Cookie fiend

I don’t tend to get excited over studies on lab rats. I’ll take one human study over 10 animal studies any day of the week.

But this one? Well, this new research from Connecticut College is too good not to share.

This team of researchers designed their experiment to shed light on addiction. But they weren’t just studying neurological responses to illicit drugs. In fact, one of the substances in question was none other than “America’s favorite cookie”–the Oreo.

And surprise, surprise. Its sinister siren strong is just as strong. Maybe even stronger.

The researchers put hungry rats in a maze.

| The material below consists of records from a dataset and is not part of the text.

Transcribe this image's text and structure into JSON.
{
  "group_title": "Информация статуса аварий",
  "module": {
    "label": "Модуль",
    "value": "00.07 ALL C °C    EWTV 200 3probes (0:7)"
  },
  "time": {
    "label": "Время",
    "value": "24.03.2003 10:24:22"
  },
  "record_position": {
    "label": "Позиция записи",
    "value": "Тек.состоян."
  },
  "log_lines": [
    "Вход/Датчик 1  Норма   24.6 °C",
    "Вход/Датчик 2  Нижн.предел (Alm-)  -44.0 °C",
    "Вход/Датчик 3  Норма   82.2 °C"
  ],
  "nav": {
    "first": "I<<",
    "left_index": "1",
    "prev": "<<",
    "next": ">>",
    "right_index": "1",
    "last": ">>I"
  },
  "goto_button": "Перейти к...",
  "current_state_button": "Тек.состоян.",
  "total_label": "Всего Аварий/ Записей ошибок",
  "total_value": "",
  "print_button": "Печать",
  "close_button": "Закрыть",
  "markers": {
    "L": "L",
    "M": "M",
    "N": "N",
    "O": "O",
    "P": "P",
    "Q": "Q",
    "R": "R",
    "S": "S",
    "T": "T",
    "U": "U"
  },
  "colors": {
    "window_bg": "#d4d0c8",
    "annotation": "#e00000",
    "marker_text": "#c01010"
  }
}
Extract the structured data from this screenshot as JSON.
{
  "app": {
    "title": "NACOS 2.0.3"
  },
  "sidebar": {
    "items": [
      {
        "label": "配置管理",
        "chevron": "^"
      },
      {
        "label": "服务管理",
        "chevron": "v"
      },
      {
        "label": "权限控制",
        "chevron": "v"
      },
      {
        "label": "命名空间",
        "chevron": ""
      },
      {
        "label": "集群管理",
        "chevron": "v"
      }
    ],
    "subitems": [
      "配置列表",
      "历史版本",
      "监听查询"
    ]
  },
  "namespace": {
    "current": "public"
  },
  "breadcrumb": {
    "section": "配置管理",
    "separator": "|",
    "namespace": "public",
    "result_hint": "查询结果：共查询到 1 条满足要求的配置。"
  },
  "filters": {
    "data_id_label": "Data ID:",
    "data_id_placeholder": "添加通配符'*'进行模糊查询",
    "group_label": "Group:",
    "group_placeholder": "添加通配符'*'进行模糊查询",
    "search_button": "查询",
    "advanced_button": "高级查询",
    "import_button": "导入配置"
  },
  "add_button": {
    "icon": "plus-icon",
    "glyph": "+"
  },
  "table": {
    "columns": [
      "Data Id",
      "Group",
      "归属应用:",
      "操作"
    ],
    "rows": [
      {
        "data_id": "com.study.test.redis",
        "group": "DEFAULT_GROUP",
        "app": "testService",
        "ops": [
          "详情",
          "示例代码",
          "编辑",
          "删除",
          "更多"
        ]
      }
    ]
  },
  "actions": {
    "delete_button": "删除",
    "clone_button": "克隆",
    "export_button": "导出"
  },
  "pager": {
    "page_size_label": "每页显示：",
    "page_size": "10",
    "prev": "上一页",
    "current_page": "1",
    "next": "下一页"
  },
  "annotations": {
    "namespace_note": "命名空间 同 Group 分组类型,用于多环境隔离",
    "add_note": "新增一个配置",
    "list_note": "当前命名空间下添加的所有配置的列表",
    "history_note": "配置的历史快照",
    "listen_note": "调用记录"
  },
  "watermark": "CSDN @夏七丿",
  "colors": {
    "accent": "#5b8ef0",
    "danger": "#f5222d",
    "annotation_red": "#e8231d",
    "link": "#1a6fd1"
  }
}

On one end of the maze was Oreos, while rice cakes served as a control on the other. They observed how long the rats would spend on the side with the cookies. Then, they compared these findings with results of the same test–but this time, with a shot of cocaine or morphine instead of Oreos, and a saline injection in place of rice cakes.

Ultimately, the rats spent similar amounts of time on the side of the maze offering Oreos as they did when illegal drugs were the reward on offer. And the rats’ brain chemistry reflected the reasons behind this choice.

As it turns out, Oreos lit up even more neurons in the rats’ pleasure and reward centers than cocaine or morphine did. And believe it or not, they went straight for the cookie’s middle, too. Just like in the commercials.

So what’s the moral of the story here? You don’t need a dealer to buy this “white stuff.” But don’t kid yourself. The consequences are just as dire.

It’s high time America kicked this killer habit, once and for all.

Connecticut College. “Are Oreos addictive? Research says yes.” ScienceDaily, 15 Oct. 2013. Web. 24 Oct. 2013.